This post began as a wordy series of observations jotted down as I explored the performance issue. Some of the “facts” that I declared along the way were quite wrong, so I am replacing the original with this summary, which I hope will be more readable, and know to be less misleading.
A pair of traces dumped from the processor while rendering a single citation showed the CSL nodes hit by the old and new versions of the APA style (originally linked to
hastebin, but since removed by their expiry rules, oops). The traces show the greater complexity of the new version. It hits 302 nodes, as compared with 175 nodes in the older version. It also has more deeply nested groups, reaching a maximum depth of 10 levels, as opposed to 6 levels in the previous version.
So the new APA version is more complex. But does that have a severe impact on performance? I initially thought that we were in deep water here, but it turns out that the answer is, “No, not really.”
The new APA version does take substantially longer to instantiate when it is installed to the processor—roughly three times longer, at
87ms. In normal operation, though, instantiation is infrequent, since a built processor instance can and should be reused. A rise in build-time latency isn’t particularly worrying.
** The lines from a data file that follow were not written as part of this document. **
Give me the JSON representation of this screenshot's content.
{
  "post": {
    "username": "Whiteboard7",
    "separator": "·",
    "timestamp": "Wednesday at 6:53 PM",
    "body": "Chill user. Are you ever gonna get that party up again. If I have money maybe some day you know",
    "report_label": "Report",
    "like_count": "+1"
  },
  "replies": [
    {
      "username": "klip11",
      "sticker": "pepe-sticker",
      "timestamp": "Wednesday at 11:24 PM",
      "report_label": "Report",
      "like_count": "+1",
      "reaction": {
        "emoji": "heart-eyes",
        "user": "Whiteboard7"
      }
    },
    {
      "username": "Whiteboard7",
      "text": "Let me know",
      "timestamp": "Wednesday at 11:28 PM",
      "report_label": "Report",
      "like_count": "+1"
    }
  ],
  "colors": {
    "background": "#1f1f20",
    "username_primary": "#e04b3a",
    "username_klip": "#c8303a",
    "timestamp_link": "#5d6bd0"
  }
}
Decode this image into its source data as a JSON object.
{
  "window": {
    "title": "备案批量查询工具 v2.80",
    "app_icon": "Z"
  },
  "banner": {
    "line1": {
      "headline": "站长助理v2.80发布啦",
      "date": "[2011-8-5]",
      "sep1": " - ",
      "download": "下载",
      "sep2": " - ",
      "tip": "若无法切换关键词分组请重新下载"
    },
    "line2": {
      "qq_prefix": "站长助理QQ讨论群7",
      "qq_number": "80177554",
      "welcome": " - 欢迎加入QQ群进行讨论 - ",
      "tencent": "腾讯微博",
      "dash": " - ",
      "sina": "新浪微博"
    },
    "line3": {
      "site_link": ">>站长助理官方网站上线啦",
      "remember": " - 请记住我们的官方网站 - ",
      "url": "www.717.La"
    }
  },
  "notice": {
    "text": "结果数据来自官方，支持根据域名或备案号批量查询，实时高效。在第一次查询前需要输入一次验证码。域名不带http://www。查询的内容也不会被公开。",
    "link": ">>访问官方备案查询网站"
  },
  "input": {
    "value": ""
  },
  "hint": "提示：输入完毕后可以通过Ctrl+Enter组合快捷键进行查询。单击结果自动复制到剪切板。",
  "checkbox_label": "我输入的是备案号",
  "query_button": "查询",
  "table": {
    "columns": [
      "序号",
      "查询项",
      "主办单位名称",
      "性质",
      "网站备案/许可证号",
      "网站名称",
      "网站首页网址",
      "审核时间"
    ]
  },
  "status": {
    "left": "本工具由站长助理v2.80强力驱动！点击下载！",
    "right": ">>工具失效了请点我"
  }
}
At the rendering level, the picture is much brighter. On my laptop, for a run of 1,000 citations + bibliography, I’m getting timings like
18803ms for the old APA version, against
19248ms for the new one, for a difference of
0.000445 seconds per citation.
I did trial runs with older and newer processor versions, and there isn’t much of a difference. In the course of exploring this issue, I made a few small tweaks that might speed things up very slightly for all styles, but the difference will be so small as to be lost in noise on anything short of a massive data set.
So congratulations to Brenton on a job well done!
PS: @Sebastian_Karcher Is that responsive?
PPS: As a followup note on this issue, I note an enviable report of 7-8ms rendering time in @Sylvester_Keil’s
citeproc-js is lagging a bit there. On the other hand, the test run discussed here was of incremental addition of citations to a document followed by output of the bibliography, so (apart from hardware differences) there would be some additional overhead for disambiguation operations, update reformatting, and DOM latency. All things considered, and to my surprise,
citeproc-js maybe isn’t doing too badly on the speed thing.